Be sure to wash the thermometer with soap and water so that it is clean the next time you need it.

If your baby has a fever (temp at or above 100.4 F) using a different method, such as using a tympanic thermometer (in your baby's ear) or checking under his arm, it is usually a good idea to confirm that he really has a fever by taking a rectal temperature. Many experts think that a rectal temperature is the most accurate way to take a temperature in the first few months of a baby's life.

Also, instead of adding or subtracting a degree when taking your baby's temperature, which is common practice when taking oral and underarm temperatures, it is usually best to just tell your pediatrician the exact temperature and the method you used to take it.

Crying Without Tears

If your infant is crying without tears, It is probably normal, especially if she has no other symptoms.

Newborns start making tears when they are about two weeks old, but often it is just enough to keep their eyes moist. However, it is not enough to make real tears that you can see when they cry. Infants often don't develop real tears that you can see until they are much older and about seven or eight months old.

If your baby truly wasn't making any tears, then she would likely have other symptoms, including that her eyes would be very red, dry, and irritated.

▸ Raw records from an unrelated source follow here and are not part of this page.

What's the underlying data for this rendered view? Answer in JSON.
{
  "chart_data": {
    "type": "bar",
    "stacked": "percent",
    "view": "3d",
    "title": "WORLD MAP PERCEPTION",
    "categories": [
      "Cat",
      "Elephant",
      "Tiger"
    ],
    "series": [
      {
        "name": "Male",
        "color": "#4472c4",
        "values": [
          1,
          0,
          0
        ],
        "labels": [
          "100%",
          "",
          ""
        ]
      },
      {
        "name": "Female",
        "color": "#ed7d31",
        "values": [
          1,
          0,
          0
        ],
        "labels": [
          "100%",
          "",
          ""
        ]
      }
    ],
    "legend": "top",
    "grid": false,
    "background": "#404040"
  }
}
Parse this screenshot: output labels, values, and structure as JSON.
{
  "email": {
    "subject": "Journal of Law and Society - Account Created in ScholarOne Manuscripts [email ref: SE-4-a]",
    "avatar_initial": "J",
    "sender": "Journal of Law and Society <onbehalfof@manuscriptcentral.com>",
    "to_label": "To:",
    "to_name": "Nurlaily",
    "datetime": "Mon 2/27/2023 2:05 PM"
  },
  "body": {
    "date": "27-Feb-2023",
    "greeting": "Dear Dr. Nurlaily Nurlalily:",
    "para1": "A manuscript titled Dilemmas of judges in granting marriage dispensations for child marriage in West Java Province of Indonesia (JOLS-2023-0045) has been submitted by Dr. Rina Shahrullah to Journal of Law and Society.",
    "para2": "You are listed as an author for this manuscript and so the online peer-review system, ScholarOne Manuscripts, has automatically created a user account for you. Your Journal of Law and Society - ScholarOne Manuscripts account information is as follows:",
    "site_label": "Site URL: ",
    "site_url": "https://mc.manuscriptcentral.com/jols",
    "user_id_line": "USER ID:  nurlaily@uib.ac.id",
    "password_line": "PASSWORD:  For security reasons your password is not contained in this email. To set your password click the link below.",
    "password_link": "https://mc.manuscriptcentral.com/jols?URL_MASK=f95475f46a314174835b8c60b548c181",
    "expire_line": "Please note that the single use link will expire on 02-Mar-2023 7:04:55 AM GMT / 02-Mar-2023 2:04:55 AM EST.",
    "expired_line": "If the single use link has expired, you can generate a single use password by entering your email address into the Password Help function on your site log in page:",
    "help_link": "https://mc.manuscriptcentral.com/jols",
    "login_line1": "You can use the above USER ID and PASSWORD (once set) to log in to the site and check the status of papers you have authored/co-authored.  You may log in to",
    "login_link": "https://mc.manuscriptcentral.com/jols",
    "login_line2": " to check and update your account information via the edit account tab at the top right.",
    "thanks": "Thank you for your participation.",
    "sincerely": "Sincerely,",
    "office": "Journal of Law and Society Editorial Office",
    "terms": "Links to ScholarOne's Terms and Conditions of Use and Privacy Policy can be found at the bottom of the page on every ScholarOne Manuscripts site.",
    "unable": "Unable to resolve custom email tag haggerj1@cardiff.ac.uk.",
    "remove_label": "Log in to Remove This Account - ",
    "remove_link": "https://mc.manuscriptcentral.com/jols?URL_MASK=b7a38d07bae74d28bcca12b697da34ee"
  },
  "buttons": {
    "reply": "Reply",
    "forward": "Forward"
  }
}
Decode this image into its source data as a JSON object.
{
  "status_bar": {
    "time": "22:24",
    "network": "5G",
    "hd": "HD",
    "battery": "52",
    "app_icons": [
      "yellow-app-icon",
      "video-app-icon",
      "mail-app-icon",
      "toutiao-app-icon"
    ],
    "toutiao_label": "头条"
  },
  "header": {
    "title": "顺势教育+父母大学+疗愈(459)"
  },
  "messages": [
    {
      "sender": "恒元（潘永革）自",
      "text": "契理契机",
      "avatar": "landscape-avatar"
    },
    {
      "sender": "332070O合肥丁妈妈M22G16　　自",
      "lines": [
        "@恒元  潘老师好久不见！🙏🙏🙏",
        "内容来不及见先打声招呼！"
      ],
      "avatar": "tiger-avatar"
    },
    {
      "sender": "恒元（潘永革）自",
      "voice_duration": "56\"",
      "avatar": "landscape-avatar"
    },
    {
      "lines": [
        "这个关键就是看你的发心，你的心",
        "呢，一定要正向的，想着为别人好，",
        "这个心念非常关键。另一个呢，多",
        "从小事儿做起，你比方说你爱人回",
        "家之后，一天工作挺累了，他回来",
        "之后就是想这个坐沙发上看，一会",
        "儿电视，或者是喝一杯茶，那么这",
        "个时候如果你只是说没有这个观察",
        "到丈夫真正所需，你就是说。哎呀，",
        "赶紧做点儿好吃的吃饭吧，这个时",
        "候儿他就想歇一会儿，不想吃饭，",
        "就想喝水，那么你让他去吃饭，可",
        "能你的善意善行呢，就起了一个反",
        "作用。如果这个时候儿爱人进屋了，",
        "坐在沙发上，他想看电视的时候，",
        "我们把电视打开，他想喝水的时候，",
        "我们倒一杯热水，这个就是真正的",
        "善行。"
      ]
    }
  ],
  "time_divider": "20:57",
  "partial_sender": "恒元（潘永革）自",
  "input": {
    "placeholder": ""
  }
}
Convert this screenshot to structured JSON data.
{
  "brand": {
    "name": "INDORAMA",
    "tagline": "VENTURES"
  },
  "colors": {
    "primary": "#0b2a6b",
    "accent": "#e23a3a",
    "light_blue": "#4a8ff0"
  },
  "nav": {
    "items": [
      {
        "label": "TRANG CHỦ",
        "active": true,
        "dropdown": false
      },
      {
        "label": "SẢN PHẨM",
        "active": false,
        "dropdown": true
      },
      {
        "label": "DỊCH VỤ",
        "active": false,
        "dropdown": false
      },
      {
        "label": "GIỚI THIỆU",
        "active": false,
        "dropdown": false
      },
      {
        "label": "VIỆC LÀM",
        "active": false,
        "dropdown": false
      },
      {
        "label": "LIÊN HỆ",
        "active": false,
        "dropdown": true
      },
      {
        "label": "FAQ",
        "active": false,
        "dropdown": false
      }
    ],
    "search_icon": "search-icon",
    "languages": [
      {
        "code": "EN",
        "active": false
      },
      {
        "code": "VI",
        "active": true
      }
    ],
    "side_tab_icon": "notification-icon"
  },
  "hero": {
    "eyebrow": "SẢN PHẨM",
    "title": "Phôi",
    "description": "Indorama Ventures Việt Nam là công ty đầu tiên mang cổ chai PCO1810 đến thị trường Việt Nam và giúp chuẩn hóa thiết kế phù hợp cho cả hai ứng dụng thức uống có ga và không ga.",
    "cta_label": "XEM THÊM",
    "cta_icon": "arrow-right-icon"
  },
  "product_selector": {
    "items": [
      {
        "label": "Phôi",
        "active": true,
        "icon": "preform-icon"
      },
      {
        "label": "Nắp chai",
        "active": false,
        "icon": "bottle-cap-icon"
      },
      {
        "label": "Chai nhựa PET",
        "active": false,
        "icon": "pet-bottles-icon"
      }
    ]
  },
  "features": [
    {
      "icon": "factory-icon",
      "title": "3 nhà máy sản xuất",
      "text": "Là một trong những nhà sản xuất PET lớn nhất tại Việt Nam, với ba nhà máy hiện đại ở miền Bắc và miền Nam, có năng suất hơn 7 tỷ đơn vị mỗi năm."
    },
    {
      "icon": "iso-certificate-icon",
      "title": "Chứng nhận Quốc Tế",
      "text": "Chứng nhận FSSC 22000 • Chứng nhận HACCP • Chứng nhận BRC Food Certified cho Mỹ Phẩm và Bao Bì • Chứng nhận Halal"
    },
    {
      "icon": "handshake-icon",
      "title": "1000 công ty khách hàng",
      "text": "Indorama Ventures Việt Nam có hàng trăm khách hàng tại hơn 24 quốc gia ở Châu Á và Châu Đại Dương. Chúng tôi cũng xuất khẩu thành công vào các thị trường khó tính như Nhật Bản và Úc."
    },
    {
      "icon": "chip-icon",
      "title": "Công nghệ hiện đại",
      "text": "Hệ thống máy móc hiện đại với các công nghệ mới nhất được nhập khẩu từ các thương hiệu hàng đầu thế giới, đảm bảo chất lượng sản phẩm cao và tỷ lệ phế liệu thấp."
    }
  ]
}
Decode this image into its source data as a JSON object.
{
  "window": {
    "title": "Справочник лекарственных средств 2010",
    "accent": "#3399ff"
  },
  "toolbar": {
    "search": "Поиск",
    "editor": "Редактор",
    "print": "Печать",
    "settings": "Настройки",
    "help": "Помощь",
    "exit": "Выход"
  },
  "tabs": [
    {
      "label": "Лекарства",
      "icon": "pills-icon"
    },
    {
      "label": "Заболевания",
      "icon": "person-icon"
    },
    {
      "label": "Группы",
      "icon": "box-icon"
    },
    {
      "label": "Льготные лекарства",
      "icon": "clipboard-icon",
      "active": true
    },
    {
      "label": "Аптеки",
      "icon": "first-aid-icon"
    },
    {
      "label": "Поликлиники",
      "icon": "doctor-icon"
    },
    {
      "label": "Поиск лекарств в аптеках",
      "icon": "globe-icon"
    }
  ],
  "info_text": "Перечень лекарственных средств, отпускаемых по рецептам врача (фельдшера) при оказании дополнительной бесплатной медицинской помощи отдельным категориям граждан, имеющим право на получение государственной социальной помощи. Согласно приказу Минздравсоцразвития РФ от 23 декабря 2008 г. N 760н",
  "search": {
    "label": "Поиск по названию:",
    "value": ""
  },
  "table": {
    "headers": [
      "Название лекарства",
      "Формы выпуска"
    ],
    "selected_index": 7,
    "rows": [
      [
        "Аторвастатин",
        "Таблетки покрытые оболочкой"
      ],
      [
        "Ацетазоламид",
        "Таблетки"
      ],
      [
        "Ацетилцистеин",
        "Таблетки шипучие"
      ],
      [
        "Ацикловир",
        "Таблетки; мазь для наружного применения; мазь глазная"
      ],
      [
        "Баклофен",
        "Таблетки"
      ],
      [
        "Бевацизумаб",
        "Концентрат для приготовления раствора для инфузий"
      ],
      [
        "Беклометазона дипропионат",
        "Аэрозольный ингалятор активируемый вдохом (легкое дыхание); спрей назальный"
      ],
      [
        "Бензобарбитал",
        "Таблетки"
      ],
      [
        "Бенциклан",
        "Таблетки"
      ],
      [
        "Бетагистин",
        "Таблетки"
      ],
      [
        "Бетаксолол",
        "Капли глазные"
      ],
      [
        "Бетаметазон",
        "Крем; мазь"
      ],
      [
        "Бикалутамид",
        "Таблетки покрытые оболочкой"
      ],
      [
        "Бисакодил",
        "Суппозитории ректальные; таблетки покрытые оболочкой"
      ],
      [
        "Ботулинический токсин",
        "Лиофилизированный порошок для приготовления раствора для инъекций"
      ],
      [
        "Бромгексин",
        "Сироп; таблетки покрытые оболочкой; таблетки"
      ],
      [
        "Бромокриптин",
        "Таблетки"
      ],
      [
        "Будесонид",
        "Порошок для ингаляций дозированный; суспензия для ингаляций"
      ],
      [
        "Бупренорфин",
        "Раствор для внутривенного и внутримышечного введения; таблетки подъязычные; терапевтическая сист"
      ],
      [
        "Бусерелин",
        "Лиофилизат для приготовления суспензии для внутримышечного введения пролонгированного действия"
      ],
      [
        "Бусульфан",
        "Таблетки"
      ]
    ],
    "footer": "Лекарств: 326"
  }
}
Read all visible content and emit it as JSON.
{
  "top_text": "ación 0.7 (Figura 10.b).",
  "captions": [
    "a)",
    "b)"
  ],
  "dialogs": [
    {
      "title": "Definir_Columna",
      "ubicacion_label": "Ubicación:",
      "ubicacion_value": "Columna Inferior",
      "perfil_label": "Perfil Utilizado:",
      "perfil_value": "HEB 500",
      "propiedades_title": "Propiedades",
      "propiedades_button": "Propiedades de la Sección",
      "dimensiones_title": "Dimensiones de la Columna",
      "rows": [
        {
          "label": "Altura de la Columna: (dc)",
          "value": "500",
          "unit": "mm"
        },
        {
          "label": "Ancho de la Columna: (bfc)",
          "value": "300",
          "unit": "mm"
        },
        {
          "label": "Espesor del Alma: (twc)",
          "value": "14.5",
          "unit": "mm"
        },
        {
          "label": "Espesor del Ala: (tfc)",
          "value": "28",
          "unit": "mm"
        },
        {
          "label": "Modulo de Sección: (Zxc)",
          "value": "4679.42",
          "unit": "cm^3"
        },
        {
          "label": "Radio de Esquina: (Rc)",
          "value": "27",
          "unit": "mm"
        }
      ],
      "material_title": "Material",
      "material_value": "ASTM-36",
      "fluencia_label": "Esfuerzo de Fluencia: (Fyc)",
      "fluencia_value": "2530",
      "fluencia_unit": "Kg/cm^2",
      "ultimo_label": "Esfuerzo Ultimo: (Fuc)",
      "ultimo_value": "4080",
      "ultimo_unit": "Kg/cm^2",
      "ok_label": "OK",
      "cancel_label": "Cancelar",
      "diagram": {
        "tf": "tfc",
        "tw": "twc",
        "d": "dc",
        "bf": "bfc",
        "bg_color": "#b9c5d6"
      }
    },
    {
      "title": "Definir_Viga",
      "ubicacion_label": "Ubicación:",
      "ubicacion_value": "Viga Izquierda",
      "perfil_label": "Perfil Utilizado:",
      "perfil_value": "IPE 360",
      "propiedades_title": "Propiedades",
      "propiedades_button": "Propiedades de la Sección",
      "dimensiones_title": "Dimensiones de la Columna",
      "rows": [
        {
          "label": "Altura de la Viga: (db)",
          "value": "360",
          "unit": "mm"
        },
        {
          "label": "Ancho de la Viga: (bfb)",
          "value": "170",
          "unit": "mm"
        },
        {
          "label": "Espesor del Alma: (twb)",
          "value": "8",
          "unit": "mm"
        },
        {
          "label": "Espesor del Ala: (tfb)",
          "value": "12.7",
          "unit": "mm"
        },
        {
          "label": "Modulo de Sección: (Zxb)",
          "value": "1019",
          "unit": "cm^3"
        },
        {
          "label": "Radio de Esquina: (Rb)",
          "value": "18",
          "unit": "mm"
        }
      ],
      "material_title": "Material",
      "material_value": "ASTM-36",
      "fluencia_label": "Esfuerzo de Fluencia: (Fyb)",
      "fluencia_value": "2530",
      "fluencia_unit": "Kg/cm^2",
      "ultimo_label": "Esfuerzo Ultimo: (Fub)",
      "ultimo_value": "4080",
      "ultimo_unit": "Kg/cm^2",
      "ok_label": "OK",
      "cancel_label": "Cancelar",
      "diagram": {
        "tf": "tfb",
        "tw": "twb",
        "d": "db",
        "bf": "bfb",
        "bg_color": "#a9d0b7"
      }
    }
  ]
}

Week Three Medical Issues


Unlike older children, it can be difficult to tell when a newborn is seriously ill.

That is why doctors routinely do a septic work-up on infants who are under two or three months old when they have a rectal temperature that is at or above 100.4 F.

Be sure to call your doctor or seek medical attention if your baby has a fever.

Umbilical Cord Issues

The biggest issue with a baby's umbilical cord is that it sometimes doesn't fall off as quickly as a parent would like. Keep in mind that your baby's umbilical cord may not fall off until your baby is three or four weeks old. See your pediatrician if it is staying on longer than that or if it is showing any signs of infection. An infected umbilical cord may have a foul-smelling discharge and/or the skin around the cord may be red and tender.

Blocked Tear Duct

As your baby starts to make tears when he is about two weeks old, if he has a blocked tear duct, you may notice a lot of extra tearing. The tear duct normally drains tears from the inner corner of your baby's eye into his nose. When blocked, the tears pool in his eye and drain onto his cheek. Or the eye becomes crusted and matted when the tear duct gets infected.

Fortunately, most cases of blocked tear ducts go away on their own. You may have to treat your child with nasolacrimal massage (in which you massage the inside corner of your child's nose two to three times a day), cleaning any discharge or matter in the eyes with a warm washcloth, and occasional topical antibiotics, until it does, though.

Breastmilk Jaundice

Although jaundice usually clears by your baby's second week, breastfeeding babies with breast milk jaundice may continue to be mildly jaundiced until they are 2 to 12 weeks old.